This September 11 was the tenth anniversary of 9/11. There are times in our lives when we remember where we were and what we were doing and 9/11 is one of those times. I was a visiting nurse at a patient’s home who was quite irate her morning TV program, Jerry Springer, was preempted. There on her large screen TV was a scene being played out I couldn’t comprehend. I knew it was the World Trade Towers as they were a sight I used to see every day from my bedroom when I lived in NJ. Needless to say I couldn’t focus on the news while my patient was ranting.
As the day unfolded I tried to make sense of what was happening. My children were dismissed early from school as many other children were. My immediate reaction was to protect them. I was able to keep them occupied while I watched the news trying to process what was going on so I could explain to them what had happened. How I wanted them to feel safe. The safety I felt growing up was something they would no longer have. I can’t convey how sad that made me feel.
I had a personal connection to these events as a close friend from high school worked blocks away from the towers and was there as they plunged to the ground. I wasn’t able to contact him by cell phone until a day later and up till then I didn’t know if he and his family were safe.
Those were long days, weeks, and months that followed those day’s events.
Fast forward a few months later. I had just finished working a 12 hour day. I hadn’t eaten all day and was grumpy; now I was driving home knowing I’d be working 12 hours the next day. As I was merging onto the highway I noticed this large, bright full moon set in the dark sky. It was if I hadn’t seen it for years. As I looked at the moon it was then I realized something I hadn’t felt for some time—JOY. The events of 9/11 had taken joy out of my life. I had had happy moments but that was different. Joy to me is more like the foundation of a home while happy is the contents of the room. Rooms can be redecorated but a foundation is what everything else rests on.
I briefly gazed at the moon while keeping my eye on the road realizing if I hadn’t worked as long as I had I would have missed this wondrous site! The day then melted into the background. I recalled the words of my friend, Leslie, had shared a few weeks earlier: “I won’t let a terrorist take joy out of my life. If I do then they’ve won.” I hadn’t fully appreciated these words when she spoke them but I did now.
It doesn’t have to be a person who takes joy away, it could be the events in one’s life, too. It can be easy to be joyful when life is going well but it’s another thing when life is hard, sad, and difficult, when you have to create joy for yourself.
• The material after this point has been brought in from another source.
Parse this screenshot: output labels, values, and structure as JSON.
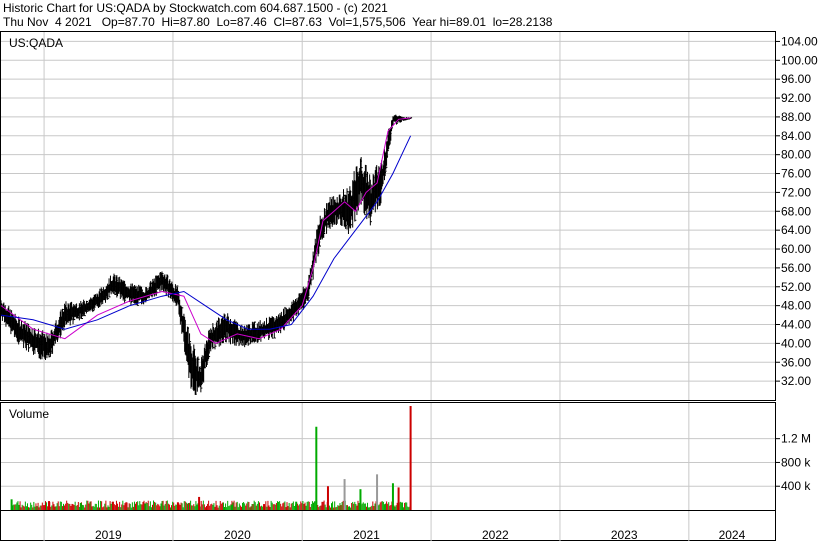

Perhaps it’s this quality of creating from within that leads to resiliency, to be able to move through even the most horrific of events and do more than survive but thrive. We all need skills, tools and resources so when we are the ones creating our foundation we are up to the task of creating our JOY.